Data for this task:
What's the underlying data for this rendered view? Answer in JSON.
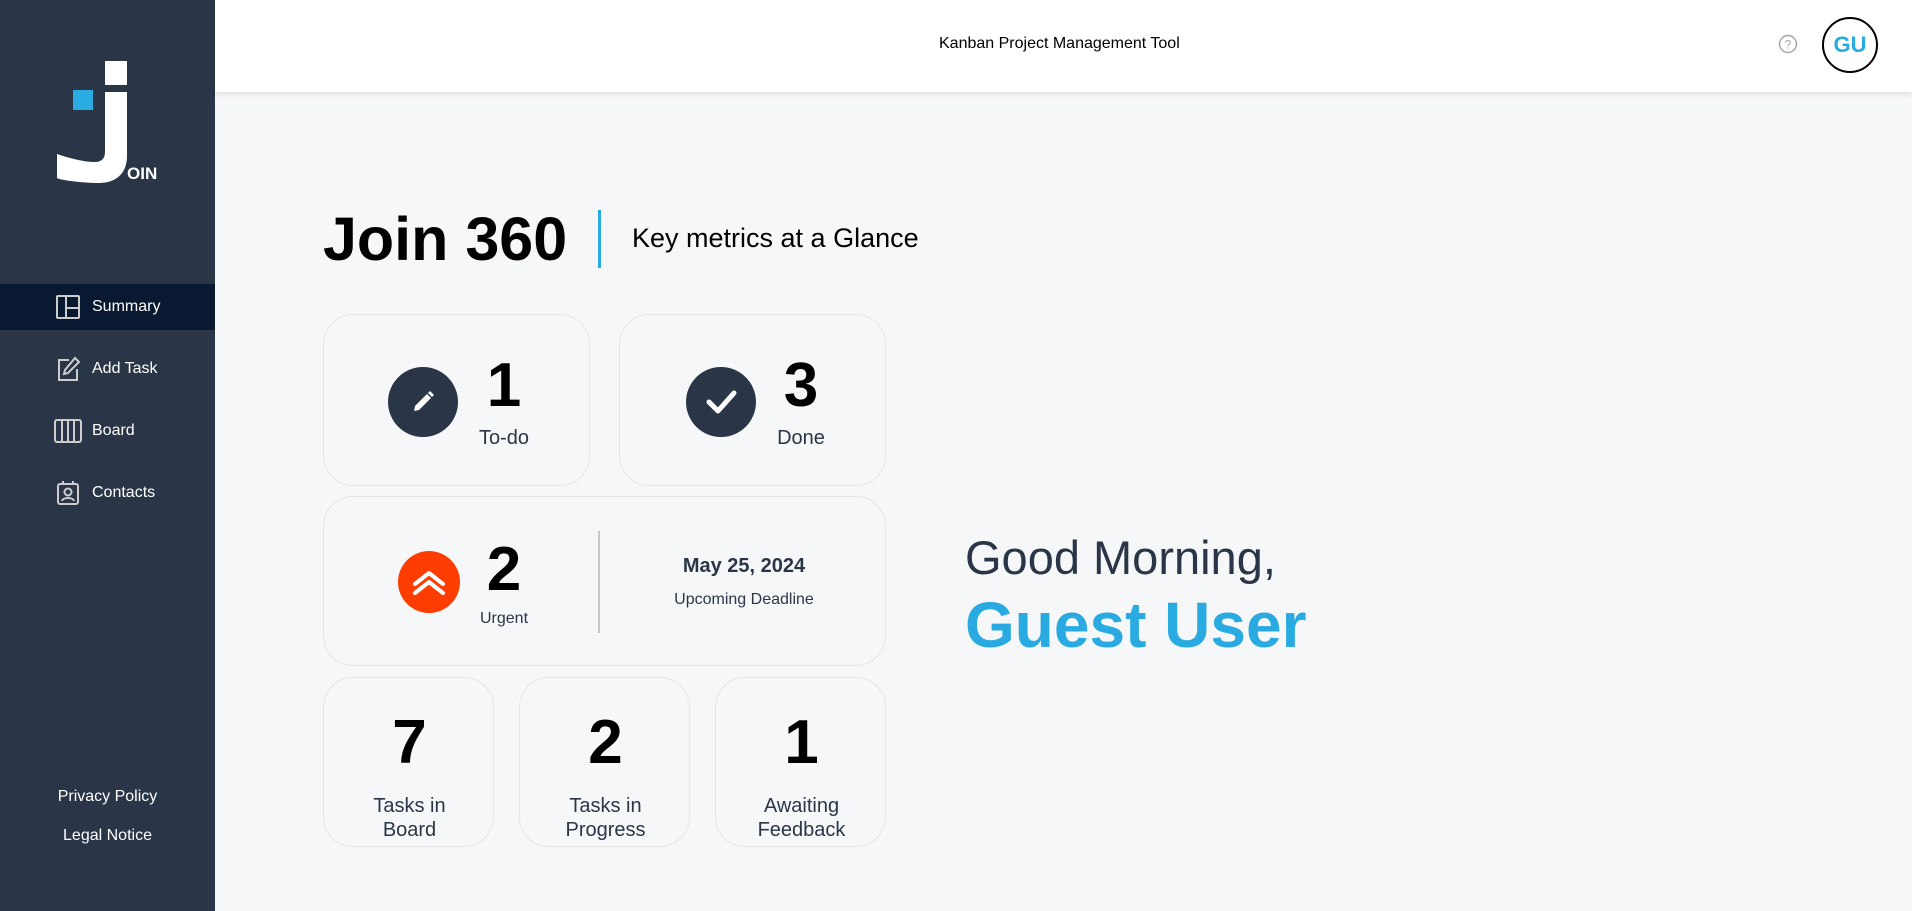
{
  "app": {
    "header_title": "Kanban Project Management Tool",
    "logo_text": "OIN",
    "user_initials": "GU"
  },
  "sidebar": {
    "items": [
      {
        "label": "Summary",
        "icon": "summary-icon",
        "active": true
      },
      {
        "label": "Add Task",
        "icon": "add-task-icon",
        "active": false
      },
      {
        "label": "Board",
        "icon": "board-icon",
        "active": false
      },
      {
        "label": "Contacts",
        "icon": "contacts-icon",
        "active": false
      }
    ],
    "footer_links": [
      "Privacy Policy",
      "Legal Notice"
    ]
  },
  "main": {
    "title": "Join 360",
    "subtitle": "Key metrics at a Glance",
    "metrics": {
      "todo": {
        "count": "1",
        "label": "To-do"
      },
      "done": {
        "count": "3",
        "label": "Done"
      },
      "urgent": {
        "count": "2",
        "label": "Urgent",
        "deadline_date": "May 25, 2024",
        "deadline_label": "Upcoming Deadline"
      },
      "board": {
        "count": "7",
        "label_line1": "Tasks in",
        "label_line2": "Board"
      },
      "progress": {
        "count": "2",
        "label_line1": "Tasks in",
        "label_line2": "Progress"
      },
      "feedback": {
        "count": "1",
        "label_line1": "Awaiting",
        "label_line2": "Feedback"
      }
    },
    "greeting": "Good Morning,",
    "user_name": "Guest User"
  },
  "colors": {
    "sidebar_bg": "#2a3647",
    "active_nav": "#091931",
    "accent": "#29abe2",
    "urgent": "#ff3d00"
  }
}
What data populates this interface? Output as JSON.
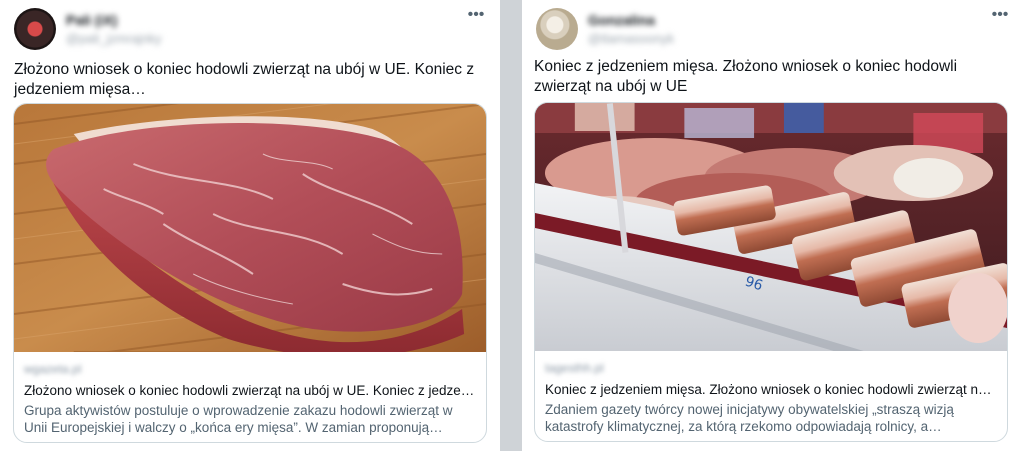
{
  "tweets": [
    {
      "author": {
        "display_name": "Pali (iX)",
        "handle": "@pali_jzmrajnky"
      },
      "more_icon": "more-horizontal-icon",
      "text": "Złożono wniosek o koniec hodowli zwierząt na ubój w UE. Koniec z jedzeniem mięsa…",
      "card": {
        "domain": "wgazeta.pl",
        "title": "Złożono wniosek o koniec hodowli zwierząt na ubój w UE. Koniec z jedzeniem mięsa…",
        "description": "Grupa aktywistów postuluje o wprowadzenie zakazu hodowli zwierząt w Unii Europejskiej i walczy o „końca ery mięsa”. W zamian proponują konsumentom…"
      }
    },
    {
      "author": {
        "display_name": "Gonzalina",
        "handle": "@tlamasoonyk"
      },
      "more_icon": "more-horizontal-icon",
      "text": "Koniec z jedzeniem mięsa. Złożono wniosek o koniec hodowli zwierząt na ubój w UE",
      "card": {
        "domain": "tagesthh.pl",
        "title": "Koniec z jedzeniem mięsa. Złożono wniosek o koniec hodowli zwierząt na ubój w UE",
        "description": "Zdaniem gazety twórcy nowej inicjatywy obywatelskiej „straszą wizją katastrofy klimatycznej, za którą rzekomo odpowiadają rolnicy, a szczególnie …"
      }
    }
  ]
}
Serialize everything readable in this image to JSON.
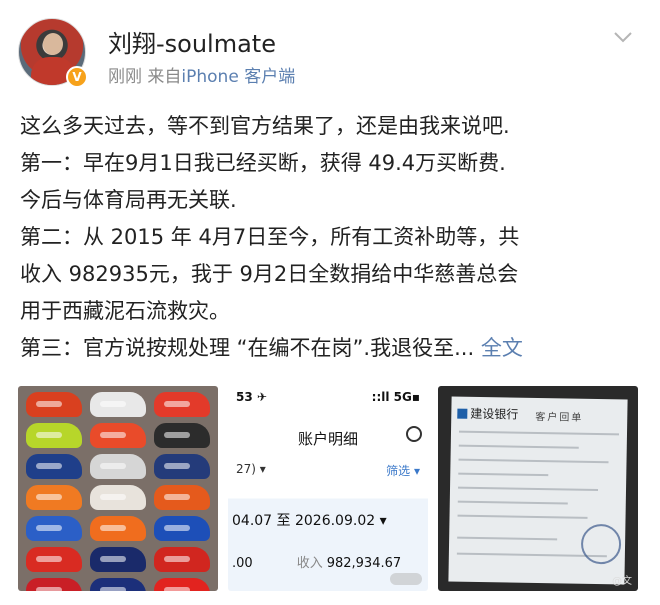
{
  "post": {
    "username": "刘翔-soulmate",
    "time": "刚刚",
    "source_prefix": "来自",
    "source_app": "iPhone 客户端",
    "lines": [
      "这么多天过去，等不到官方结果了，还是由我来说吧.",
      "第一：早在9月1日我已经买断，获得 49.4万买断费.",
      "今后与体育局再无关联.",
      "第二：从 2015 年 4月7日至今，所有工资补助等，共",
      "收入 982935元，我于 9月2日全数捐给中华慈善总会",
      "用于西藏泥石流救灾。",
      "第三：官方说按规处理 “在编不在岗”.我退役至..."
    ],
    "more_link": "全文"
  },
  "images": {
    "bank_app": {
      "status_left": "53 ✈",
      "status_right": "::ll 5G▪",
      "title": "账户明细",
      "left_text": "27) ▾",
      "filter": "筛选 ▾",
      "date_range": "04.07 至 2026.09.02 ▾",
      "amount_left": ".00",
      "income_label": "收入",
      "income_value": "982,934.67"
    },
    "receipt": {
      "bank_name": "建设银行",
      "doc_title": "客户回单",
      "watermark": "@文"
    }
  },
  "colors": {
    "link": "#5b7fb0",
    "verified": "#f7a21b"
  },
  "icons": {
    "chevron": "chevron-down-icon",
    "verified": "verified-badge-icon"
  }
}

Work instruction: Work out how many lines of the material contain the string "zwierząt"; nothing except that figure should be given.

Answer for the task: 5